__Task item__:
Go through the entries below, tally each line that has the word "labels", and give only the total.

__Working data__:
========================

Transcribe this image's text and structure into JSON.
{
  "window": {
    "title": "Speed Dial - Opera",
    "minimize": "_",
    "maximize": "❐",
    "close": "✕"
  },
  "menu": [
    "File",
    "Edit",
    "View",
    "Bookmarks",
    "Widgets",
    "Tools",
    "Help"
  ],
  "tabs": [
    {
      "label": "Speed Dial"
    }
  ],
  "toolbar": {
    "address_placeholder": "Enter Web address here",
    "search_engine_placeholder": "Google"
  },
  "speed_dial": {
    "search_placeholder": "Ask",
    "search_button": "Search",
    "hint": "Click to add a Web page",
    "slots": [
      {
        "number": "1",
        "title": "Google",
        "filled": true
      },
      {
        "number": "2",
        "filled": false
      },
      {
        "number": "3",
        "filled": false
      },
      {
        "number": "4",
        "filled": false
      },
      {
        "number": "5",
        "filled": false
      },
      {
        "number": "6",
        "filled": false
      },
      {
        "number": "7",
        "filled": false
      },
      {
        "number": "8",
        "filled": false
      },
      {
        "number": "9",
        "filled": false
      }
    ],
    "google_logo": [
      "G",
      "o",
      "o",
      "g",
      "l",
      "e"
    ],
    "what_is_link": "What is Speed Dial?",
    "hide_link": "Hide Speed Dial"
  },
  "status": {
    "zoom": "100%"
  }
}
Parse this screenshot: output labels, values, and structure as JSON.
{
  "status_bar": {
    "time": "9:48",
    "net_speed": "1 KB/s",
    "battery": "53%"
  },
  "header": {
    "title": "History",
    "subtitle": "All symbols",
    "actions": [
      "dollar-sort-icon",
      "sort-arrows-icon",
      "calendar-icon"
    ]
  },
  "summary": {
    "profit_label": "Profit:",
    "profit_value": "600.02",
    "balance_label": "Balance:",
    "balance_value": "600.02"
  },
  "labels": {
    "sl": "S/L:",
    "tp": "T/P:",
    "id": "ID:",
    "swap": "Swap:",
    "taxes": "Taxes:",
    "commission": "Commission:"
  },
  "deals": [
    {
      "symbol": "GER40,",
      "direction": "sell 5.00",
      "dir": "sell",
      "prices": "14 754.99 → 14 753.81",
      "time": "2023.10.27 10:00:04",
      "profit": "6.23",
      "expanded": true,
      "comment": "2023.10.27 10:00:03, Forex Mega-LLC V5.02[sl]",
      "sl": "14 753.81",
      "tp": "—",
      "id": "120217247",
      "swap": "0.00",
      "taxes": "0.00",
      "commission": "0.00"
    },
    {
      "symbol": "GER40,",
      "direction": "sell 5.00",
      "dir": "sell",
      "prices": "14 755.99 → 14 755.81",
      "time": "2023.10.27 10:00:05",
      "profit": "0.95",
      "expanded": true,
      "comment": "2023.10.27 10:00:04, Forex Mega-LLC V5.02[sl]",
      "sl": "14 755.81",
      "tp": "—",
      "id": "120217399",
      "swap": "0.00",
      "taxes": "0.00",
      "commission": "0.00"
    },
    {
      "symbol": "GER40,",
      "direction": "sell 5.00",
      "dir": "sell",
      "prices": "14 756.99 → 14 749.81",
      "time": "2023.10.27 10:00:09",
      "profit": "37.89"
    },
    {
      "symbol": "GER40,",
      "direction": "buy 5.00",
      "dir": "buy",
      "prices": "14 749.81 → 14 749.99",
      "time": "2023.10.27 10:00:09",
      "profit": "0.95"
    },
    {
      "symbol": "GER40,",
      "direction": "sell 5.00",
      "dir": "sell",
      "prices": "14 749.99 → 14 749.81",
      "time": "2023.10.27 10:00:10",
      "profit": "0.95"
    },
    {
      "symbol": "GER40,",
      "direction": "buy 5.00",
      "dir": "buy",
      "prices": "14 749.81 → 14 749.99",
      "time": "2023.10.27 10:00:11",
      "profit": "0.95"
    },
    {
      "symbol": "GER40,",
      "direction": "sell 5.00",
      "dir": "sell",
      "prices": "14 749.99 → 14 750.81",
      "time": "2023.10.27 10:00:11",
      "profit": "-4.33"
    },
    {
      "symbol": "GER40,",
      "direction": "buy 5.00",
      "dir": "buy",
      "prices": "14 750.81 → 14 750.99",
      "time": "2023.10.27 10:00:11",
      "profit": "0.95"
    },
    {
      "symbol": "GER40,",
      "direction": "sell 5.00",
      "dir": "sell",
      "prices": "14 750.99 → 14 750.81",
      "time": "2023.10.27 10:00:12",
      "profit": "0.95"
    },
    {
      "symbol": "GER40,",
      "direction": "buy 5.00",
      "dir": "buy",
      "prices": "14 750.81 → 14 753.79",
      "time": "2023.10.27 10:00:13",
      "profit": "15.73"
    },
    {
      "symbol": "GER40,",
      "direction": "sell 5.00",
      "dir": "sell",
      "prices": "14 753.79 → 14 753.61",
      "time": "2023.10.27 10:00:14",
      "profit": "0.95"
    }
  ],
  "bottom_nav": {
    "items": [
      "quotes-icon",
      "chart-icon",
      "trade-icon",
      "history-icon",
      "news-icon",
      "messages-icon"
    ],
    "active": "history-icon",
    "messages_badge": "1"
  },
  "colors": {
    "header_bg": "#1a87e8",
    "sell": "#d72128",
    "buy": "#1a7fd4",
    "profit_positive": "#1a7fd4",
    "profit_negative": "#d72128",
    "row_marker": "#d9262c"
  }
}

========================

__Problem solution__:
2